When we moved to Portland ten years ago next month, I brought with us several cases of wine. I'd been collecting bottles throughout the 1990s and just finished working for a Berkeley-based wine importer and retailer. In that position, I took advantage of the significant employee discount to stock the wine larder. "We won't get a chance like this again," I persuaded my wife. I bought a significant amount of wine, at least at the time. I wasn't making wine yet, you know.
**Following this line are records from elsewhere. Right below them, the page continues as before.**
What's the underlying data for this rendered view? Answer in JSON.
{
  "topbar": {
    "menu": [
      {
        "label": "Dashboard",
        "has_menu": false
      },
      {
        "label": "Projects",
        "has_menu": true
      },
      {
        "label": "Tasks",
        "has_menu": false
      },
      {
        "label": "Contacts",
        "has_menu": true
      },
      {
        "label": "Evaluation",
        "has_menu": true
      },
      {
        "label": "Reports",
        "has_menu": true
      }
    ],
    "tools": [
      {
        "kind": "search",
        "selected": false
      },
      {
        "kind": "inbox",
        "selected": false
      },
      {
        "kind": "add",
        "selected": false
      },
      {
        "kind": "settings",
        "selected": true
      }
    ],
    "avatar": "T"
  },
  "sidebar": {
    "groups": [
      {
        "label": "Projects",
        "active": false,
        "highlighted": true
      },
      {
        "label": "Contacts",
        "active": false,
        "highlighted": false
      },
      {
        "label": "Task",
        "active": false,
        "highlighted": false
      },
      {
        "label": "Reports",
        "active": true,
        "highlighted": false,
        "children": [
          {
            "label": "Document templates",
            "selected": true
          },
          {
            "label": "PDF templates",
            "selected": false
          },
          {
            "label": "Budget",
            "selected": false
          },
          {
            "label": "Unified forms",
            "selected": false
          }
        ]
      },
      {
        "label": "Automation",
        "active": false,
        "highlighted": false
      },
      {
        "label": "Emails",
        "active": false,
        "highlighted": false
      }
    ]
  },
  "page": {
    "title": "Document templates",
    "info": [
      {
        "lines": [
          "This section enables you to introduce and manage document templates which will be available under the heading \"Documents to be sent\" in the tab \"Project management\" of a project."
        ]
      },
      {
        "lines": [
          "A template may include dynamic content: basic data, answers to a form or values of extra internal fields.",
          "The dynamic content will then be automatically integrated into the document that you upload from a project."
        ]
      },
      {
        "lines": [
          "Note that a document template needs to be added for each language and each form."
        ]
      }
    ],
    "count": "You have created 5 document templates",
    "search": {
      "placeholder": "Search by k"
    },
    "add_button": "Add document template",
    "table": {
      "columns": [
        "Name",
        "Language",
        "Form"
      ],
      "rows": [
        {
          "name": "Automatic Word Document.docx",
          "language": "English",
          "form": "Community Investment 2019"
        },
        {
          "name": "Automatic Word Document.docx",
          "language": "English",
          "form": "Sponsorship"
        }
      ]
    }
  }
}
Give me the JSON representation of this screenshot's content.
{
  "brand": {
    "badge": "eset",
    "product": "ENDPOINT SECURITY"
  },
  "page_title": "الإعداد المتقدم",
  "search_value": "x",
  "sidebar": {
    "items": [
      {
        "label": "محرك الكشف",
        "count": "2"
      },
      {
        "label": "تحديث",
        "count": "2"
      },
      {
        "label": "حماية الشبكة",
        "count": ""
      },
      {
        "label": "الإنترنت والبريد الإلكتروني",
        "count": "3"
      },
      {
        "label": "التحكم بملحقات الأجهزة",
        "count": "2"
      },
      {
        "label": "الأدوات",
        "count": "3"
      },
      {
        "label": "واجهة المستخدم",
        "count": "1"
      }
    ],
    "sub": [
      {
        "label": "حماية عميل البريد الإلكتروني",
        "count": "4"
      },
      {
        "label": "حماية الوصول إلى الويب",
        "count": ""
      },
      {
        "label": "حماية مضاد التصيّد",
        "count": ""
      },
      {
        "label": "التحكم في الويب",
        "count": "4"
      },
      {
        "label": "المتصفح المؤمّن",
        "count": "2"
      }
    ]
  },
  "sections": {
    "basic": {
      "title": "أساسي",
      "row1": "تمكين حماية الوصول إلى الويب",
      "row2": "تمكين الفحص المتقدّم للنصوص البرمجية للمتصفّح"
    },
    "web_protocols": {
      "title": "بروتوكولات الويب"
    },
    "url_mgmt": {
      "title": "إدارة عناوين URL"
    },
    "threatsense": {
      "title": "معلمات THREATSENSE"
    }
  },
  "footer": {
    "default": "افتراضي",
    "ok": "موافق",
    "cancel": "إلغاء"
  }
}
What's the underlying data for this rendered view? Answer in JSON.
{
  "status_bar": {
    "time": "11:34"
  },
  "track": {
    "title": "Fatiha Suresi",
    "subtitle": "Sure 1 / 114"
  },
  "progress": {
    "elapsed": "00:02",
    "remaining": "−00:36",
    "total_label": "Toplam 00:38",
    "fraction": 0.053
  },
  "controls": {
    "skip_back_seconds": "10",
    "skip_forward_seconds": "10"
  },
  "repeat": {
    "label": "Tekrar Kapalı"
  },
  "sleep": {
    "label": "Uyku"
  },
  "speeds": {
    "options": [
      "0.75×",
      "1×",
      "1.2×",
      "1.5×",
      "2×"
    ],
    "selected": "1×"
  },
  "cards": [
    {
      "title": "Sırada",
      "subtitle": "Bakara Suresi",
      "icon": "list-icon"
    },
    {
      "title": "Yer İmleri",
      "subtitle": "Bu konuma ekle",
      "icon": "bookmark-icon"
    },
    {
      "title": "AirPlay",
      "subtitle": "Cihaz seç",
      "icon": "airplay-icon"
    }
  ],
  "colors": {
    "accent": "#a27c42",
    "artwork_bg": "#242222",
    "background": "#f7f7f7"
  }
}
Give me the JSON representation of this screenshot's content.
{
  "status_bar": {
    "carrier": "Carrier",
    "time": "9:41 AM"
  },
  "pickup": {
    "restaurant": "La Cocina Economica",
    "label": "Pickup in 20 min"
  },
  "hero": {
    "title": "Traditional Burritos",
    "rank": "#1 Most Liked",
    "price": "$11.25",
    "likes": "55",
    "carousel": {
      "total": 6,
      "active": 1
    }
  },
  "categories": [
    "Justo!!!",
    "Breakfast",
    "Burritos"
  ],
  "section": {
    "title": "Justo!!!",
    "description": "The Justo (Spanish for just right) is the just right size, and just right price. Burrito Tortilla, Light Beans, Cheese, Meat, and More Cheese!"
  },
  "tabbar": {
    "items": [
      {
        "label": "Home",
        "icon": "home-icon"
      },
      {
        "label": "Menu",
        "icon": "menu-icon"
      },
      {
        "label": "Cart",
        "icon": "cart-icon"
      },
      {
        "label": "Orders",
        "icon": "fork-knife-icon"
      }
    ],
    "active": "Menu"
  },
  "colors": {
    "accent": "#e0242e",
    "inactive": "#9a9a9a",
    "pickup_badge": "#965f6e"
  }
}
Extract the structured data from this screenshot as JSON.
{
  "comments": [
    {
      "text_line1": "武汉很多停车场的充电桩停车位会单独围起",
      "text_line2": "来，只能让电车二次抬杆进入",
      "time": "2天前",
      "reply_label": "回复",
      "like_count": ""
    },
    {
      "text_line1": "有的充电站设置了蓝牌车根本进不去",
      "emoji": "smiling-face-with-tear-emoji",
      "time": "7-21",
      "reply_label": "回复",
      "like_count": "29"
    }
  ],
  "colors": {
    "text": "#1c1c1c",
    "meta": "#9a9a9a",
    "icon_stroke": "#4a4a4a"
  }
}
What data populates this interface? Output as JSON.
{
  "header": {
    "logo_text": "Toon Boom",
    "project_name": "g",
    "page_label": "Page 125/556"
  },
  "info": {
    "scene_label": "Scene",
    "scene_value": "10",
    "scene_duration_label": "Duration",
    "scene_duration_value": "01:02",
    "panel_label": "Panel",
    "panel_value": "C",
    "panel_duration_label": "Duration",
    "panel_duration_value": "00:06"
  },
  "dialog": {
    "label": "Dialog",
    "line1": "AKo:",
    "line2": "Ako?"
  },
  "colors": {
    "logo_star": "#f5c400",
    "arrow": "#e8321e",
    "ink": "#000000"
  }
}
Then came the great move north, with baby, cat and life's belongings. That meant engaging a moving company for all the big stuff and renting an air conditioned minivan to drive the family (baby) in cool comfort. And of course, the several boxes of wine. Meanwhile, Anthony the cat and I sweated it out driving our old VW in caravan with the rental. We thought we had A/C in that old heap, but it just turned out that San Francisco air was so naturally cool that we never noticed the A/C didn't really work.
Here in Portland, I still store my wine in the cellar in cardboard boxes, bottles upside down and close to the concrete floor to maximize cooling. There's no air conditioning in the house, but the cellar keeps pretty cool in all but the worst heat waves. I've worried about the wine collection, which I've continued adding to, evidence that we had, in fact, plenty of fine opportunities to buy wine. Then I try older bottles and they're great, and I don't worry so much. What do they say about cellar in Bordeaux rising slowly in the summer to the upper 60s farenheit (maybe higher)? Wine's fragile but not that fragile.
Of course, I've also had some cellar disappointments. Was that only because of my cellar conditions? Probably not. I know people with fancy, temperature controlled cellars who have off bottles. The one thing I've noticed is that I don't want to cellar half bottles all that long. Recently a half bottle of '96 Ch. d'Epire Savennieres was shot. That was nice wine in its youth and really shouldn't have had a problem making it to 14 years. Maybe it was the wine. Maybe it was my cellar. Maybe it was the half bottle format.
That d'Epire was the last "original" bottle I'd opened, before tonight. I'm down to about 2 cases of originals, those bottles hauled up here 10 years ago. What's left is a mix of 1980s and 1990s Bordeaux, Port, and Rhones, for the most part. That's what I was mostly into back then. Since then, I've gotten more into German, Italian (especially) and Oregon wine. I have old bottles of all those, but they were all procured since the move.
What did I drink tonight? A lone half of the 1995 Ch. Beaucastel Chateauneuf du Pape. I'd waited on this wine for so long because reports suggested it was highly tannic and needing time. Now at the 10 year mark in Portland, I'm thinking about those older bottles I still have and wondering if they really ought to be opened sooner than later. One, because I don't have a pristine cellar. But two, what the hell, it's been ten freaking years. What am I waiting for at this point?
The Beaucastel only reinforces this thought. The wine is mature, at least out of half bottle. Slightly oxidized upon pouring, it got more youthful in the glass, revealing a lovely mix of peppery cherry fruit and mushroomy, bottle sweet, earthy aromas. No brett here that I could find, no barnyardy or band aid notes. The wine is indeed tannic, and I'm sure this bottle would have dried out before the tannin resolved. Perhaps larger, slower aging bottles in colder cellars will live a lot longer. This bottle was delicious, with a great burst of flavor in the middle palate and a long finish. There's something difficult to describe but clearly obvious in a really good wine. This one had that quality. Enough words. Go try it for yourself, even if you have to wait a decade for it.